As I gazed upon the snowy scene and swallowed fruity sweetness, I recalled the many mangoes I’ve eaten from the trees in Ghana, Costa Rica and Haiti. And the sweet eggfruit I watched grow on the tree beside my cabin in Hawaii, all the while thinking it was a mango. The sweetness in my mouth brought back the sweetness of those adventures. Did I fully enjoy those times? I asked myself. And the answer in my heart was and is yes.
As I sit here, numb feet trying to feel the floor, typing with two fingers until I started to type this sentence and I slowed down to practice using more of my fingers type. And as I type more slowly, my mind has the space to wonder into the thought of yet another thing I could do daily to help my recovery process along. Wouldn’t it be great to do typing exercises to help rehabilitate my fingers and hands? Another great idea for faster more complete healing….if only I had the time, the energy, the focus….to do it all, to be everything I have ever dreamed of and do all the healing practices that will make it all more possible…if only…
As I sit here typing, remembering my past adventures, I feel both proud and grateful for how fully I experienced the off the beaten path travels I have taken in this lifetime. I love that trees and their fruit have played such a central role in my experience of being fully present for and in those adventures. It is fascinating to realize that I took very few, if any, of my days living abroad for granted. Time spent on foreign soil, before and after my fall down the stairs were the richest days of my life. Why? What can I bring of those days to my experience of life today, here in Pittsburgh?
Focus. Memoir writing.
My love affair with fruit fresh from trees started in Ghana. When I arrived in January 2004 mangoes were in high season and I gleefully ate many everyday. I was enamored by the colorfully dressed Fante or Ewe women with huge smiles by the roadside stocked with massive mango piles stacked on rickety wooden tables. I would walk to them in the morning, trying out my Fante to say, “Good Morning! A mango is how much?” They didn’t sell just one, they had too many. So I would buy too many for too little, eat as many as I could, and give the rest away. Every day. I had never eaten so much delicious fresh fruit.

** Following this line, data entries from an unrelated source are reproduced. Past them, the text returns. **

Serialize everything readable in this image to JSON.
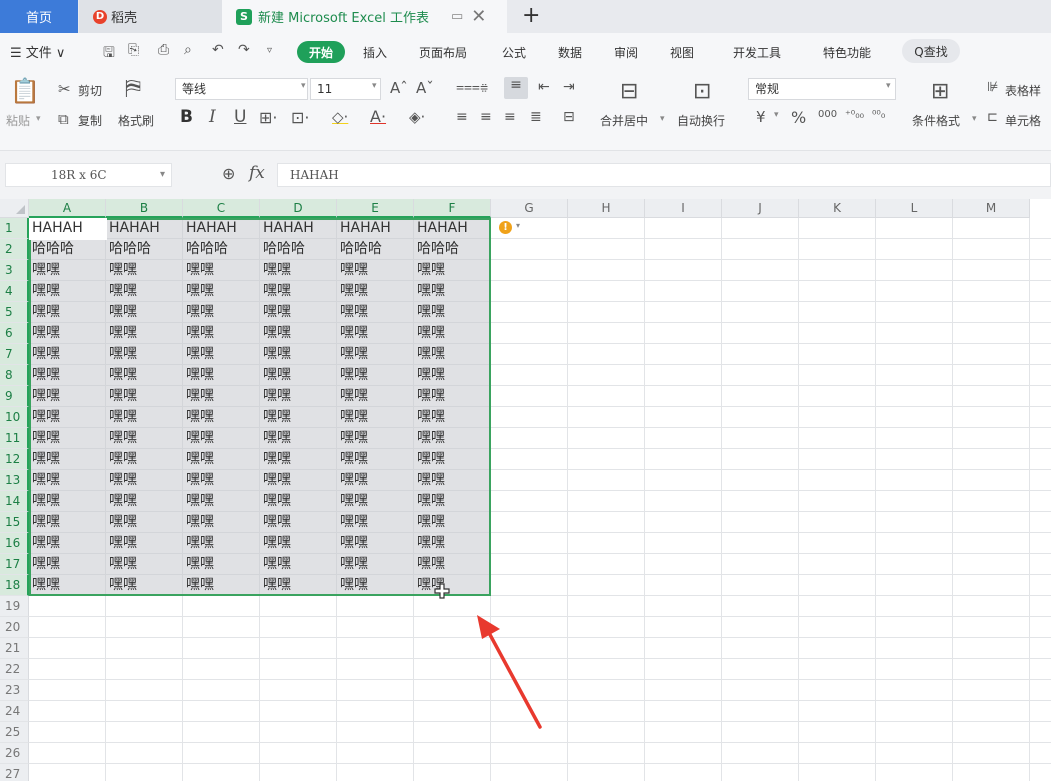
{
  "tabs": {
    "home": "首页",
    "daoke": "稻壳",
    "daoke_logo": "D",
    "excel": "新建 Microsoft Excel 工作表",
    "excel_logo": "S",
    "pin_icon": "▭",
    "close": "✕",
    "add": "+"
  },
  "menu": {
    "file": "☰ 文件 ∨",
    "start": "开始",
    "items": [
      "插入",
      "页面布局",
      "公式",
      "数据",
      "审阅",
      "视图",
      "开发工具",
      "特色功能"
    ],
    "search": "Q查找"
  },
  "ribbon": {
    "paste": "粘贴",
    "cut": "剪切",
    "copy": "复制",
    "format_painter": "格式刷",
    "font_name": "等线",
    "font_size": "11",
    "merge_center": "合并居中",
    "wrap_text": "自动换行",
    "number_format": "常规",
    "currency": "¥",
    "percent": "%",
    "thousands": "000",
    "conditional_format": "条件格式",
    "table_style": "表格样",
    "cell_style": "单元格"
  },
  "formula_bar": {
    "name_box": "18R x 6C",
    "fx": "fx",
    "formula": "HAHAH"
  },
  "grid": {
    "columns": [
      "A",
      "B",
      "C",
      "D",
      "E",
      "F",
      "G",
      "H",
      "I",
      "J",
      "K",
      "L",
      "M"
    ],
    "rows": [
      "1",
      "2",
      "3",
      "4",
      "5",
      "6",
      "7",
      "8",
      "9",
      "10",
      "11",
      "12",
      "13",
      "14",
      "15",
      "16",
      "17",
      "18",
      "19",
      "20",
      "21",
      "22",
      "23",
      "24",
      "25",
      "26",
      "27"
    ],
    "row1": [
      "HAHAH",
      "HAHAH",
      "HAHAH",
      "HAHAH",
      "HAHAH",
      "HAHAH"
    ],
    "row2": [
      "哈哈哈",
      "哈哈哈",
      "哈哈哈",
      "哈哈哈",
      "哈哈哈",
      "哈哈哈"
    ],
    "fill_text": "嘿嘿",
    "selected_columns": 6,
    "selected_rows": 18
  },
  "colors": {
    "accent": "#1fa05a",
    "selection_border": "#3aa35f",
    "arrow": "#e8392e",
    "home_tab": "#3d7bd9"
  }
}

As January turned to February, the piles of mangoes started getting smaller and the prices started going up. I would barter with the women to get closer to the original prices, but they explained the mangoes were nearly ‘finished’s so they now cost more. Simple supply and demand pricing. Not too much later, there were no more mangoes. I was devastated.
It was the first time I understood what eating in season meant. We were in a small town on the coast of Ghana. Far from the bustling capital of Accra, there was no grocery store in Elmina, getting shipments of mangos from other places. We had been eating the mangoes from the trees in the area, and in time we finished them.
When I expressed my sadness about no more mangoes, I was told not to worry because mango trees give fruit every 6 months. That meant I had a good chance of seeing another mango season before my year there was complete. I accepted the lesson, and looked forward to the fall when I would again feast on mangoes. That summer I started thinking about the book title for that grand Ghanaian adventure, “Waiting for the Mangoes to Ripen”.
I left Ghana in December of 2004 and somehow I didn’t get to see another mango season in full bloom. And I have yet to write that book. I know I will write that book one day, just like I know I will write the book of Falling Down. Waking Up. It will happen in its own sweet time, just like mangoes grow in their season on their own time.
More drafted mango storytelling:
Eight years later I moved to Haiti to teach yoga. Again I arrived in a new country to a mango season just beginning. The mango trees in Haiti are prolific. They have so many different varieties coming in all shapes, sizes, textures and flavors. But this time I wasn’t in a small town, I was in the capitol of Port Au Prince. There were three full service grocery stores in addition to massive markets and somehow there always seemed to be mangoes. I learned that shipments of mangoes come in from the Dominican Republic where they are cultivated year round.